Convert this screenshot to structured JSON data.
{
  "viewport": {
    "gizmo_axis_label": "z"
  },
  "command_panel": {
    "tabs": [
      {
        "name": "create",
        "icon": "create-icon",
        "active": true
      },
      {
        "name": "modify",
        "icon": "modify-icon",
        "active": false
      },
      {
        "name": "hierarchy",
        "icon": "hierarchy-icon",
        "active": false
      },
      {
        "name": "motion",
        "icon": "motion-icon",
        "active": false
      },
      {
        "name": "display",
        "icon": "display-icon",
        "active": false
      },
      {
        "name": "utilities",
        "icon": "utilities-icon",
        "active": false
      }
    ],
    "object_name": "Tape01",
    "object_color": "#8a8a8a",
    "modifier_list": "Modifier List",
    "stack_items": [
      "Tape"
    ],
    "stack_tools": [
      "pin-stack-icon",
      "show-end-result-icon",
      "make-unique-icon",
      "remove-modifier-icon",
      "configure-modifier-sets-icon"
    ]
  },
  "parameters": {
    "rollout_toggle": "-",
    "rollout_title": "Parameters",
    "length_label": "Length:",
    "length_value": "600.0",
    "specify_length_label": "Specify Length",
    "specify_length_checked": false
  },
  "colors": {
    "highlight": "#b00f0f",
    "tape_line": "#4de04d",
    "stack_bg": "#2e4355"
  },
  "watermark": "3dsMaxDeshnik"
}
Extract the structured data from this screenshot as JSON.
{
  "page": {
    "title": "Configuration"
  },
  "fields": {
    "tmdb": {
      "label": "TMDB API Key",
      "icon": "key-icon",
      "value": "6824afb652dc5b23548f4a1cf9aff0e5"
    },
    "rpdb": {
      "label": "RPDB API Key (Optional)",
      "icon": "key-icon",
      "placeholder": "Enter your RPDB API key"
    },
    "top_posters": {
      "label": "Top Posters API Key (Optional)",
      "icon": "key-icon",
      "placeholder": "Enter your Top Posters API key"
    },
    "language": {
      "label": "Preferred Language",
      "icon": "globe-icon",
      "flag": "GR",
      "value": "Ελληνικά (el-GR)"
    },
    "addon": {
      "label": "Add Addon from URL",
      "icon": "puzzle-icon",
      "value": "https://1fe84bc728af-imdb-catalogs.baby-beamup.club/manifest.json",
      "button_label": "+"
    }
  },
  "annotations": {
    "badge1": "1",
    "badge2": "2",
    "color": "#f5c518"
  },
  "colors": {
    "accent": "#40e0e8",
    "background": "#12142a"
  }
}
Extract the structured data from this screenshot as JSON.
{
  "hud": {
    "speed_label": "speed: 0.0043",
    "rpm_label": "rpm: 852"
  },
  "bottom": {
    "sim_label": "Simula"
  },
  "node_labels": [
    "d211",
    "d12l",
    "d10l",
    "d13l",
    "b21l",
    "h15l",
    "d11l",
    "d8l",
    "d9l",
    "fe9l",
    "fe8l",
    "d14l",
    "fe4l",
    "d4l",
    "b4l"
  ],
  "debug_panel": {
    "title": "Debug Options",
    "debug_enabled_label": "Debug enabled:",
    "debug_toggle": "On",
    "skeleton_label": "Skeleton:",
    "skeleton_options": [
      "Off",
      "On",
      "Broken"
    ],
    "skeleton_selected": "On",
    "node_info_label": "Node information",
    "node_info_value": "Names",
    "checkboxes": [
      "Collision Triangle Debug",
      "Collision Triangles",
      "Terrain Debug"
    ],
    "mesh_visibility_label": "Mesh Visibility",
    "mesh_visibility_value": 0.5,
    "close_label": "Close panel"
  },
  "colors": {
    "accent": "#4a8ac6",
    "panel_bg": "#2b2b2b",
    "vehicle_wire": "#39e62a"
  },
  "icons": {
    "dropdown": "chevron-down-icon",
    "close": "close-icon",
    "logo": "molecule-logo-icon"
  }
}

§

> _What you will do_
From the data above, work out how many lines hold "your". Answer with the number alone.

> _Answer to the exercise_
2